I laugh out loud at that notion, expressed by Michiko Kakutani, reviewing the new collection "Both Flesh and Not."
Meade asks me what's so funny, I explain, and he cites "too many notes":
"Just cut a few, and it'll be perfect!"
Back to "Both Flesh and Not" — which I just downloaded into my Kindle app. The title seems to grind into our heads that Wallace is not flesh anymore, having hung himself. Anticipating the first or second comment to this post will point that out, I'm pointing it out along with all the references to suicide that appear in the book. There are 4:
1. "What if we chose to accept the fact that every few years, despite everyone’s best efforts, some hundreds or thousands of us may die in the sort of terrible suicidal attack that a democratic republic cannot 100 percent protect itself from without subverting the very principles that make it worth protecting? Is this thought experiment monstrous?"
2. "It’s not just that there are [in 'Uncle Petros and Goldbach's Conjecture: A Novel of Mathematical Obsession'] long and irrelevant footnotes on, e.g., Gödel’s method of suicide, Poincaré’s theory of the unconscious, or the novel properties of the number 1,729.25." [Gödel’s method was refusing all food for a month, under the delusion his doctors were trying to poison him, which doesn't really sound like suicide, unless you believe "suicide" does not mean self-murder. ]
3 & 4. "... [Edwin] Williamson sometimes presents Borges’s stories and poems as 'evidence' that he was in emotional extremities. Williamson’s claim, for instance, that in 1934, 'after his definitive rejection by Norah Lange, Borges… came to the brink of killing himself' is based entirely on two tiny pieces of contemporaneous fiction in which the protagonists struggle with suicide. Not only is this a bizarre way to read and reason — was the Flaubert who wrote Madame Bovary eo ipso suicidal?— but Williamson seems to believe that it licenses him to make all sorts of dubious, humiliating claims about Borges’s interior life: '"The Cyclical Night," which he published in La Nación on October 6, reveals him to be in the throes of an acute personal crisis'; 'In the extracts from this unfinished poem… we can see that the reason for wishing to commit suicide was literary failure, stemming ultimately from sexual self-doubt.' Bluck."

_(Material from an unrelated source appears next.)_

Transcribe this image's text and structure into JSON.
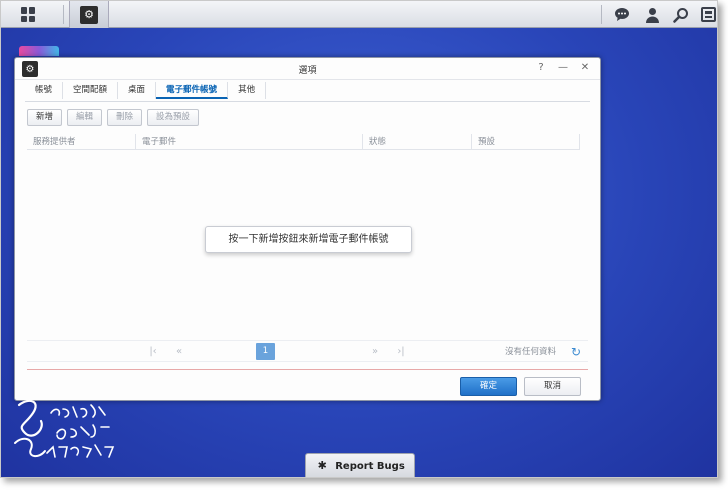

ADDDED; I only searched for "suicide," and, reading the book, I encounter "suicidally" -- a self-regarding "suicidally" -- and the premise of my 4-point list, above, is radically undermined.